Shutter speed, aperture, and ISO all affect the exposure of a photo. And they do so in relationship to each other. If you change one of them, then you will see the exposure level indicator in the viewfinder / LCD moves accordingly.
This means that if you change one of them, you have to change at least one of the other to get the same exposure value as before the modification.
Let us say you are taking photos of your kids in the garden and your camera tells you with the exposure level indicator that the exposure it perfect. However, if the kids are running and jumping around all the time, the photo might look blurry and unsharp because they move so much.
Is measured using the F-stop scale. On your camera, you will see this displayed as i.e. F8 or f/8. The f-stop ranges that a lens can control usually varies from f/2.8 to f/22. However, some fast lenses can handle f-stops up to f/1.4.
In the beginning, many get a little confused about aperture values. This comes from a large aperture (hole) has the value of f/2 while a small aperture has the value of i.e. f/22. This seems contradictory. However, if you think of it as fractions, like in 1/2, you can clearly see that this is bigger than 1/22. It is quite normal, at the beginning, when someone asks you to use a small aperture, to instinctively turn the dial f/2, which is a large aperture because the lower number tricks you.
At f/1.4 the aperture is wide open and lets in plenty of light. However, at f/1.4 The Depth Of Field is very narrow, which means that the background will get blurred and create a beautiful bokeh effect. The potential downside is that the depth-of-field can become too narrow for you to keep your whole subject sharp. In that case, you should use a smaller aperture to increase The Depth Of Field.
* Shutter speed
Is the time that the camera allows light to hit the camera sensor. The shutter curtain in a camera compares to your eyelids, except that the shutter curtain is closed as default. Pressing the shutter is like opening the eyes and closing them again. However, you can do this at varying speed. If it is bright, you only need to open your eyes very shortly before closing them again, and you will still be able to tell, what you saw. On the other hand, if it is dark, you need to have your eyes open for longer, until you can see something.
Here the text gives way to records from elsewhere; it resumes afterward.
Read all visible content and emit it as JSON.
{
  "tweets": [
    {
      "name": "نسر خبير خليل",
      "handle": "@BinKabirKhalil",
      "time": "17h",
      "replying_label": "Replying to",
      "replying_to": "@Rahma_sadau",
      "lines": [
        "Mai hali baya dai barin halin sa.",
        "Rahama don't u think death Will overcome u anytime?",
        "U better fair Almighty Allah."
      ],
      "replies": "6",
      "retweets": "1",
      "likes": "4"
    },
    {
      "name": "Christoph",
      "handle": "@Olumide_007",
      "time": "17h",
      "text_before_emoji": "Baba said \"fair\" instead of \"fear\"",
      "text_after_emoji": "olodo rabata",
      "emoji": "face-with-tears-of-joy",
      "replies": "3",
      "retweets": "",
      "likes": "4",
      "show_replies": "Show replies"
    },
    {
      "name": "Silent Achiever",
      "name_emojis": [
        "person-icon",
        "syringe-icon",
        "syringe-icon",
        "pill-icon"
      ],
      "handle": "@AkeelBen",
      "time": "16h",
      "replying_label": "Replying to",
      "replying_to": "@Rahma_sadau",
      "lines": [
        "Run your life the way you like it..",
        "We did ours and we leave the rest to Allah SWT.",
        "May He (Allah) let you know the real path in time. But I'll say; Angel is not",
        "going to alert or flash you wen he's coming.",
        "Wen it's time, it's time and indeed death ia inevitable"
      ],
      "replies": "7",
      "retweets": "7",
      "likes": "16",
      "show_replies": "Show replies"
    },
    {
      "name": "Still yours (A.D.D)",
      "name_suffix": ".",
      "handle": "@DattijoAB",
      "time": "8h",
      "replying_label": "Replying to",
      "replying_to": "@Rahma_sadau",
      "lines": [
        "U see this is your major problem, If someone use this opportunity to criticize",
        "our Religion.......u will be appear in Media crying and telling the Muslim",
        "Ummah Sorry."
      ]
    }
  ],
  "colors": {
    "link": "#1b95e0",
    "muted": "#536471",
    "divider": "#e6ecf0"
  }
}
For most videography, 24 frames per second looks smoother, more cinematic, and less like camcorder footage. Most older camcorders record at 30 FPS. Unless you’re shooting for a TV commercial or intentionally shooting slow-motion clips, 24 FPS is usually the best option to use. GoPros and some other adventure cameras now support 24 FPS. If filming the same scene with multiple cameras, make sure they are all set to the same framerate.